Lifeboat Rules of a Life Value
Can we claim our honesty to be real for everyone? The writer Garret harden, ecologist researching overpopulation, in his article Lifeboat Ethics: the Case Against Helping the Poor gives major arguments that would both agree with you and not.
On my behalf to the article, the author intended to raise globally important issues, and having both intrinsic credibility and partially pathos, sometimes, in the text he could pursue the reader. The key terms and phrases I could instantly memorize were those about the UN being a toothless tiger, or the term "spaceship" that is perfectly matched with its implication.
The ground of the article is that rich countries should not take care of those of poor. His vision of a correct salvation is "tough love" (ref.,
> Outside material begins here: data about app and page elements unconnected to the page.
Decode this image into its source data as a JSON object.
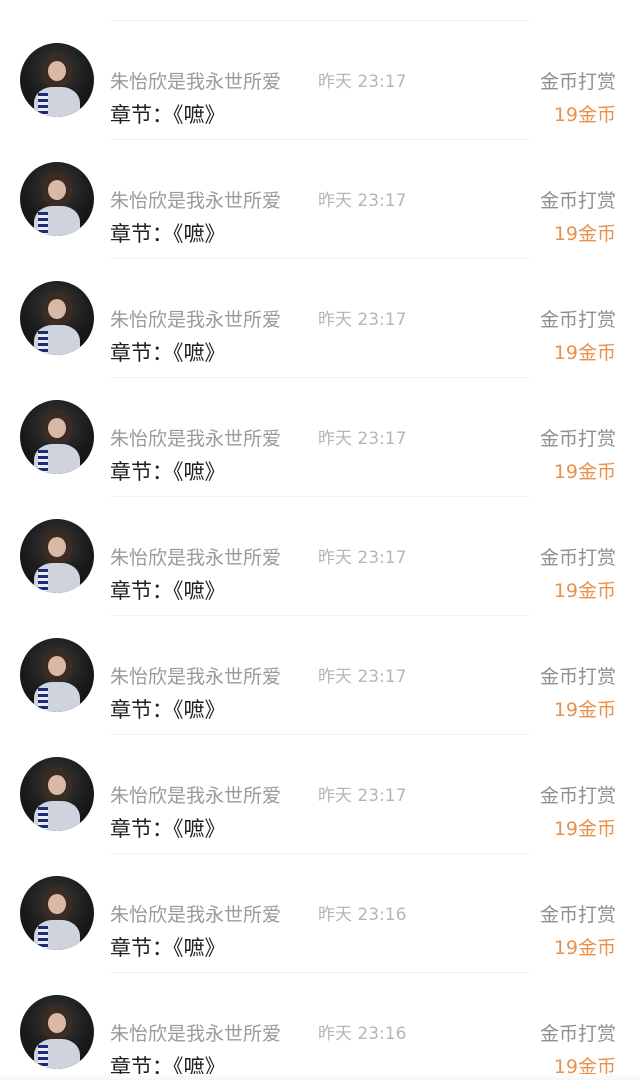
{
  "rows": [
    {
      "username": "朱怡欣是我永世所爱",
      "time": "昨天 23:17",
      "chapter": "章节：《嗻》",
      "action": "金币打赏",
      "amount": "19金币"
    },
    {
      "username": "朱怡欣是我永世所爱",
      "time": "昨天 23:17",
      "chapter": "章节：《嗻》",
      "action": "金币打赏",
      "amount": "19金币"
    },
    {
      "username": "朱怡欣是我永世所爱",
      "time": "昨天 23:17",
      "chapter": "章节：《嗻》",
      "action": "金币打赏",
      "amount": "19金币"
    },
    {
      "username": "朱怡欣是我永世所爱",
      "time": "昨天 23:17",
      "chapter": "章节：《嗻》",
      "action": "金币打赏",
      "amount": "19金币"
    },
    {
      "username": "朱怡欣是我永世所爱",
      "time": "昨天 23:17",
      "chapter": "章节：《嗻》",
      "action": "金币打赏",
      "amount": "19金币"
    },
    {
      "username": "朱怡欣是我永世所爱",
      "time": "昨天 23:17",
      "chapter": "章节：《嗻》",
      "action": "金币打赏",
      "amount": "19金币"
    },
    {
      "username": "朱怡欣是我永世所爱",
      "time": "昨天 23:17",
      "chapter": "章节：《嗻》",
      "action": "金币打赏",
      "amount": "19金币"
    },
    {
      "username": "朱怡欣是我永世所爱",
      "time": "昨天 23:16",
      "chapter": "章节：《嗻》",
      "action": "金币打赏",
      "amount": "19金币"
    },
    {
      "username": "朱怡欣是我永世所爱",
      "time": "昨天 23:16",
      "chapter": "章节：《嗻》",
      "action": "金币打赏",
      "amount": "19金币"
    }
  ],
  "colors": {
    "username": "#9a9a9a",
    "time": "#b6b6b6",
    "chapter": "#1f1f1f",
    "action": "#8f8f8f",
    "amount": "#e8914b",
    "separator": "#f1f1f1"
  }
}
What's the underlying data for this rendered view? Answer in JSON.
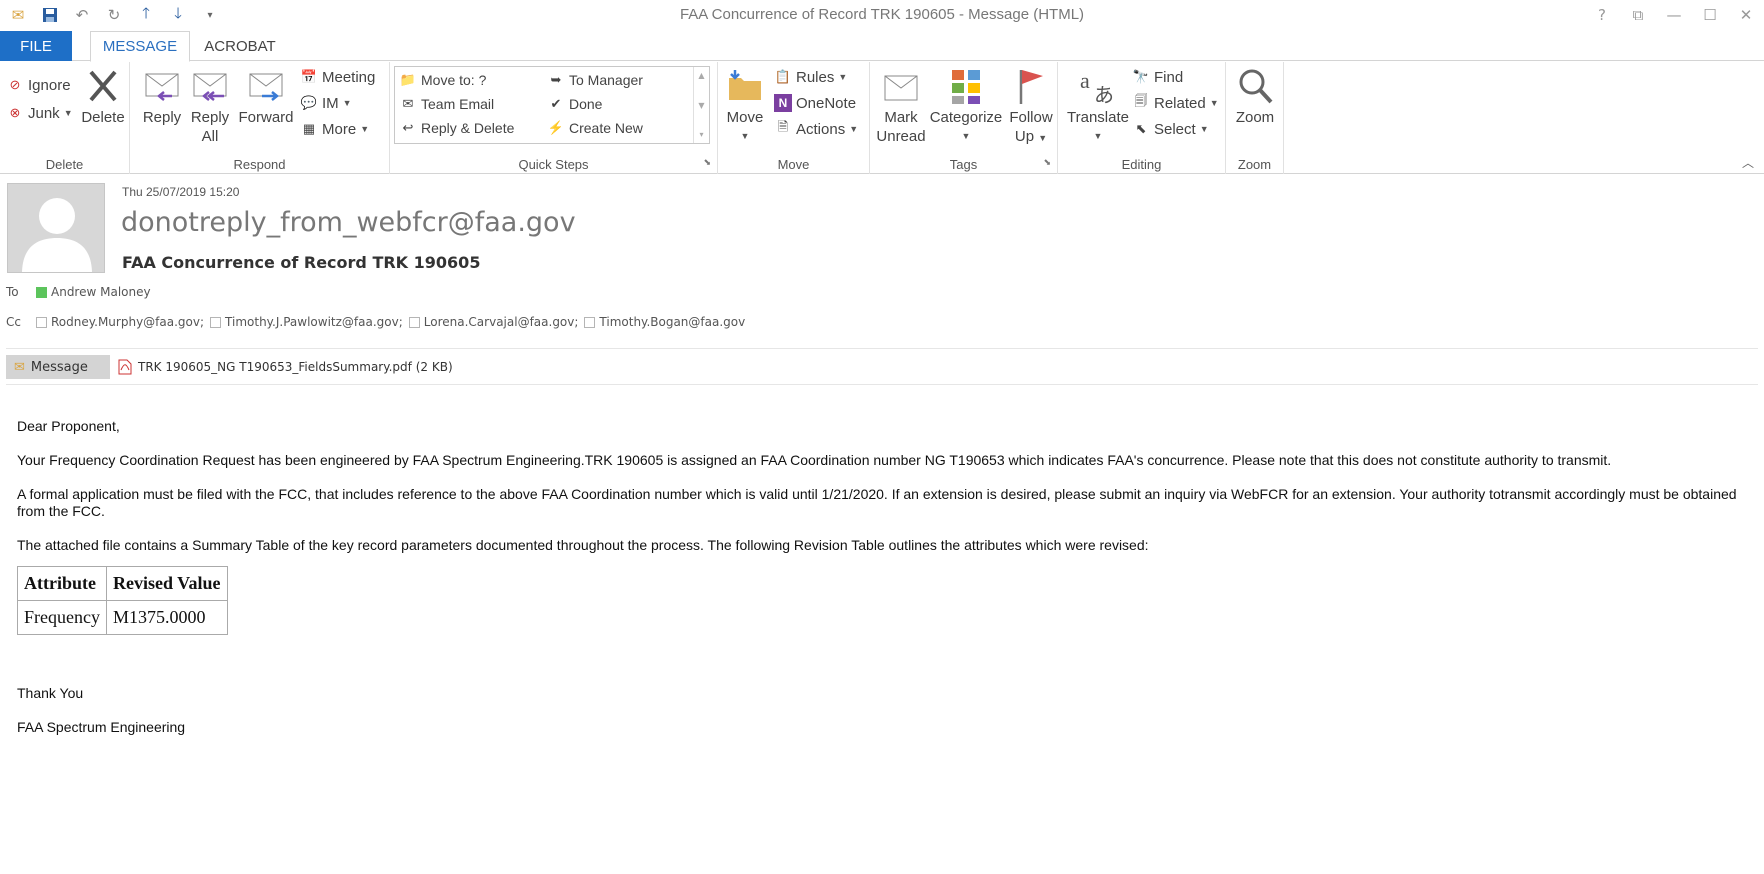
{
  "window": {
    "title": "FAA Concurrence of Record TRK 190605 - Message (HTML)",
    "controls": [
      "?",
      "⧉",
      "—",
      "☐",
      "✕"
    ]
  },
  "qat": [
    "mail-icon",
    "save-icon",
    "undo-icon",
    "redo-icon",
    "up-arrow-icon",
    "down-arrow-icon",
    "customize-icon"
  ],
  "tabs": {
    "file": "FILE",
    "message": "MESSAGE",
    "acrobat": "ACROBAT"
  },
  "ribbon": {
    "delete": {
      "label": "Delete",
      "ignore": "Ignore",
      "junk": "Junk",
      "delete_btn": "Delete"
    },
    "respond": {
      "label": "Respond",
      "reply": "Reply",
      "reply_all_1": "Reply",
      "reply_all_2": "All",
      "forward": "Forward",
      "meeting": "Meeting",
      "im": "IM",
      "more": "More"
    },
    "quick_steps": {
      "label": "Quick Steps",
      "move_to": "Move to: ?",
      "team_email": "Team Email",
      "reply_delete": "Reply & Delete",
      "to_manager": "To Manager",
      "done": "Done",
      "create_new": "Create New"
    },
    "move": {
      "label": "Move",
      "move_btn": "Move",
      "rules": "Rules",
      "onenote": "OneNote",
      "actions": "Actions"
    },
    "tags": {
      "label": "Tags",
      "mark_unread_1": "Mark",
      "mark_unread_2": "Unread",
      "categorize": "Categorize",
      "follow_up_1": "Follow",
      "follow_up_2": "Up"
    },
    "editing": {
      "label": "Editing",
      "translate": "Translate",
      "find": "Find",
      "related": "Related",
      "select": "Select"
    },
    "zoom": {
      "label": "Zoom",
      "zoom_btn": "Zoom"
    }
  },
  "message": {
    "date": "Thu 25/07/2019 15:20",
    "sender": "donotreply_from_webfcr@faa.gov",
    "subject": "FAA Concurrence of Record TRK 190605",
    "to_label": "To",
    "to": "Andrew Maloney",
    "cc_label": "Cc",
    "cc": [
      "Rodney.Murphy@faa.gov;",
      "Timothy.J.Pawlowitz@faa.gov;",
      "Lorena.Carvajal@faa.gov;",
      "Timothy.Bogan@faa.gov"
    ],
    "message_tab": "Message",
    "attachment": "TRK 190605_NG T190653_FieldsSummary.pdf (2 KB)"
  },
  "body": {
    "greeting": "Dear Proponent,",
    "p1": "Your Frequency Coordination Request has been engineered by FAA Spectrum Engineering.TRK 190605 is assigned an FAA Coordination number NG T190653 which indicates FAA's concurrence. Please note that this does not constitute authority to transmit.",
    "p2": "A formal application must be filed with the FCC, that includes reference to the above FAA Coordination number which is valid until 1/21/2020. If an extension is desired, please submit an inquiry via WebFCR for an extension. Your authority totransmit accordingly must be obtained from the FCC.",
    "p3": "The attached file contains a Summary Table of the key record parameters documented throughout the process. The following Revision Table outlines the attributes which were revised:",
    "table": {
      "headers": [
        "Attribute",
        "Revised Value"
      ],
      "rows": [
        [
          "Frequency",
          "M1375.0000"
        ]
      ]
    },
    "thanks": "Thank You",
    "signature": "FAA Spectrum Engineering"
  }
}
1) that would save the planet, or better called "spaceship" than lifeboat. Hardin suggests several ways to overcome the issues. He suggests we better show the minor countries the way to survive, and not just safe their lives. As an ancient Chinese proverb goes: "Give a man a fish and he will eat for a day; teach him how to fish and he will eat for the rest of his days." The idea is to take care of yourself and let others learn the same. (ref., 3) He somewhat may be pretending to have lived in an exemplary nation, so he tries to show the model life. Moreover, He calls for people's attention to be more realistic, as the ethics or moral to help the poor are already founded in a person, but this is not what we need now according to Hardin. As I understood for the strong and...